Some people say coconut oil is the healthiest oil on Earth. Others believe the jury is still out when it comes to awarding any particular oil with the title of “healthiest.” Indeed, those who use essential oils understand that there are many varieties of oils with many different applications that may be used to benefit human health and well-being. But there’s no denying that there’s still something special about coconut oil.
Coconut oil comes from the coconut palm tree. Not surprisingly, coconuts are often referred to as “the tree of life,” because they have multiple uses, spanning from food, drink, fiber, fuel, tools and many other benefits.
A valuable characteristic of coconuts is their composition of healthy fatty acids. Coconut oil contains medium-chain triglycerides, fatty acids that are mostly saturated, making the oil remarkably resistant to oxidization at high temperatures. In other words, coconut oil doesn’t break down when it’s heated, making it ideal for high-heat cooking methods like frying.

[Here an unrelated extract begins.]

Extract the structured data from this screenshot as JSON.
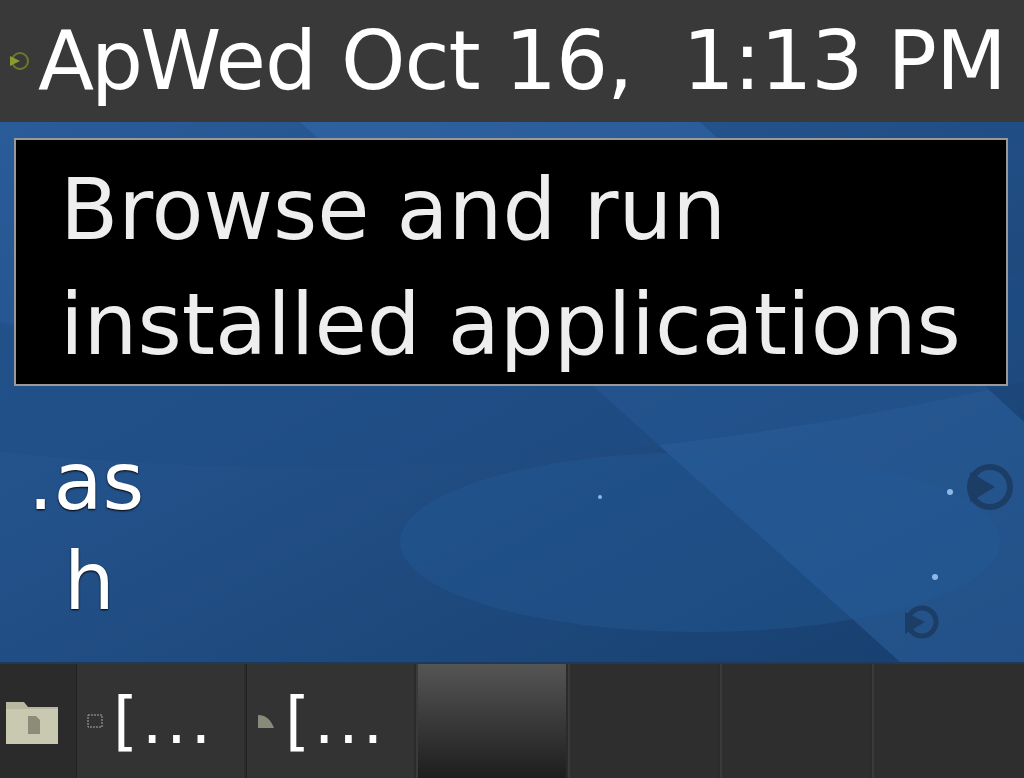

Simply put, coconut oil is stable, and by the way, it has a long shelf life!
Notably, the medium-chain triglycerides quickly move from the digestive tract to the liver, where they are changed into ketone bodies, providing a quick source of energy.
The Mayo Clinic reported that there have been studies which investigated the relationship between coconut oil and weight loss, and while it doesn’t necessarily lead to what one might consider “significant weight loss,” the studies suggest that coconut oil may aid in reducing waist size. Every little bit helps, right?
Many coconut oil lovers use it as a kind of mouthwash for oil pulling, which is a centuries-old practice whereby the user swishes oil around inside the mouth, in order to promote good oral hygiene. Coconut oil contains lauric acid, which is known for its anti-microbial properties, giving it a propensity to stave off viral and bacterial infections, as well as yeasts.
CNN.com reported that Dr. Amala Guha, the assistant professor of immunology and medicine at the University of Connecticut Health Center, recommends using coconut oil for daily oral hygiene, stating that it has mildly abrasive properties and more benefits than other oils that are typically used for the same purpose.
Even though the popularity of coconut oil seems to be a recent, trendy phenomenon — with its biggest advocates citing more than 100 uses — it has been a significant part of the diet of millions of people for centuries. Some people have food allergies that prevent them from being able to digest proteins, but the protein in this fruit is found in the meat of the coconut itself, not in its remarkable oil.
We warmly welcome you to speak with one of our Wellness Advocates to learn more about how the oil from “the tree of life” might specifically benefit you.